All this makes for a reasonably straightforward framework for some intelligent long-term investment strategies — especially if you pay attention to the way in which more and more average users adopt Web3. If broadband was the inciting incident that led to massive user growth, I would argue an easy-to-use Web3 wallet that requires no setup to interact with numerous blockchains will be crypto’s analogous incident. Interestingly enough, Robinhood recently announced it would be releasing a simple-to-use Web3 wallet really soon. Once a solution like that comes along that allows for Web3 interaction with just a few clicks, the floodgates will completely open.

From there, it’s a matter of determining what the blue chips sitting at the top 20–30 market capitalizations of crypto will be, and then buying and simply being patient. The problem is that there are no guarantees, except in hindsight, and the closer a market approaches the point of maturation, the less upside is available to the investor. The most prudent thing to do is to take your time and approach investing in a new space like this with a clear, defined strategy.

This article does not contain investment advice or recommendations. Every investment and trading move involves risk, and readers should conduct their own research when making a decision.

The views, thoughts and opinions expressed here are the author’s alone and do not necessarily reflect or represent the views and opinions of Cointelegraph.

Axel Nussbaumer is the vice president of digital asset management at Blockmetrix, a Dallas-based Bitcoin mining company. Before becoming an entrepreneur in 2015, he studied business at Southern Methodist University and worked for a private equity fund based in Texas. In 2016, he shifted focus to blockchain technology.
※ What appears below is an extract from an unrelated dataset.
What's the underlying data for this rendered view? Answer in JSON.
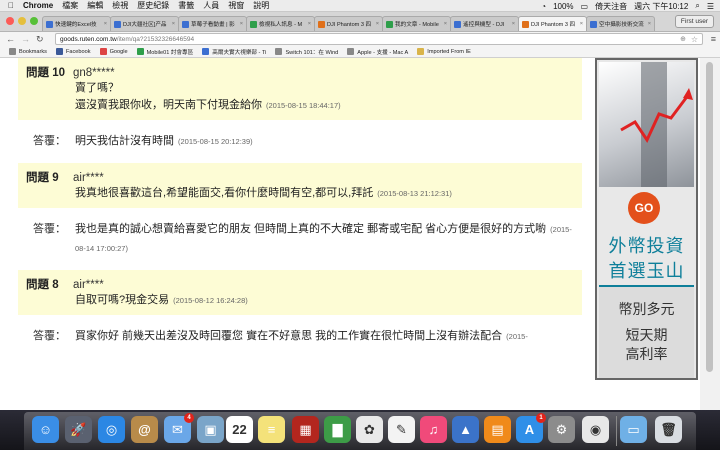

His early interest and participation in the space have led to multiple successful investments and a wealth of experience and knowledge, which he has imparted in publications such as Nasdaq and Forbes.